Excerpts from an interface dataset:
--------------------

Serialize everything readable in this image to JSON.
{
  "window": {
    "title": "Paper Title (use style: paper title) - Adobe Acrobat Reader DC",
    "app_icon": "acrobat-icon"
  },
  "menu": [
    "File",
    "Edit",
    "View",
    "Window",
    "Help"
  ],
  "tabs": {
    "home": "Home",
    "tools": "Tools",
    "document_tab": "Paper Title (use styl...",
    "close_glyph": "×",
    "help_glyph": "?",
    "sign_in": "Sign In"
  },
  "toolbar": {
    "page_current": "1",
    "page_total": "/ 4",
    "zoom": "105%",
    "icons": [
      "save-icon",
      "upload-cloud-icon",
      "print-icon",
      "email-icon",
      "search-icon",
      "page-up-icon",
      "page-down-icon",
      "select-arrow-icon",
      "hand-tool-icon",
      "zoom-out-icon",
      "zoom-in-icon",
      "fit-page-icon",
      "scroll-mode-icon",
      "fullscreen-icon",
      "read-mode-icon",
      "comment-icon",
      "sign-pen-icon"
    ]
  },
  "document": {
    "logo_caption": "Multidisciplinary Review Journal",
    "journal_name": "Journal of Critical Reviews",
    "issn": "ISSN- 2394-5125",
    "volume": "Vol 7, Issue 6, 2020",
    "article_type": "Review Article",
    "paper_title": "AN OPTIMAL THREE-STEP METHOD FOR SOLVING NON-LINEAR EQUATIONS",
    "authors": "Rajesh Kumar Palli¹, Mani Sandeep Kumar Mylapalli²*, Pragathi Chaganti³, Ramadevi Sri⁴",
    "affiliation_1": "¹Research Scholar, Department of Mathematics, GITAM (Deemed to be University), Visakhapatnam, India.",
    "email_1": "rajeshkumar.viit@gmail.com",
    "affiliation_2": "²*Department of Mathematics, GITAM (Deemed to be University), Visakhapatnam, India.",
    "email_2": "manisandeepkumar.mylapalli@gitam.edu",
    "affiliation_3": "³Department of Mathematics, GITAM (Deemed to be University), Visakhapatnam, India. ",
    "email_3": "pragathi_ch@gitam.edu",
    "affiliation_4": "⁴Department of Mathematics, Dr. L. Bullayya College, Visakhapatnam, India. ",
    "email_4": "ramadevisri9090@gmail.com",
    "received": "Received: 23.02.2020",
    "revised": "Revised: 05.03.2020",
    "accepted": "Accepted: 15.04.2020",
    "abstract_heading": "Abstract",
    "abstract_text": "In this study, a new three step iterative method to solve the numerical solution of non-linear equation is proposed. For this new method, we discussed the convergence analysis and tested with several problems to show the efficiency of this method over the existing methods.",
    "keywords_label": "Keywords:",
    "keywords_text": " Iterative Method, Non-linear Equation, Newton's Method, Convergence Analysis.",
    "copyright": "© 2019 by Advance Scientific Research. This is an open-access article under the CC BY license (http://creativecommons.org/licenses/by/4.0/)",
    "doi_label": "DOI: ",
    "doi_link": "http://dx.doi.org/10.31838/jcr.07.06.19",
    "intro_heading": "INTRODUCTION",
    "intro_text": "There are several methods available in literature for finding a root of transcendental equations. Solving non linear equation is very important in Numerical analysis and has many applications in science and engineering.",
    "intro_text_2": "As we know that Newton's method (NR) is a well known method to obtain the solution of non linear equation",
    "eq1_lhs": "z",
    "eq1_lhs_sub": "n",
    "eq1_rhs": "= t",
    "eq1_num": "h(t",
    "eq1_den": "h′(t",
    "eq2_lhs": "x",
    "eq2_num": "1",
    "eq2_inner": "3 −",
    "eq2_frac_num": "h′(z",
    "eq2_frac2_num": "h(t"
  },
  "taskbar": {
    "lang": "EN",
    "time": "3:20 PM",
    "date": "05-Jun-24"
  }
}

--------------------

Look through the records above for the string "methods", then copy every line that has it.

    "abstract_text": "In this study, a new three step iterative method to solve the numerical solution of non-linear equation is proposed. For this new method, we discussed the convergence analysis and tested with several problems to show the efficiency of this method over the existing methods.",
    "intro_text": "There are several methods available in literature for finding a root of transcendental equations. Solving non linear equation is very important in Numerical analysis and has many applications in science and engineering.",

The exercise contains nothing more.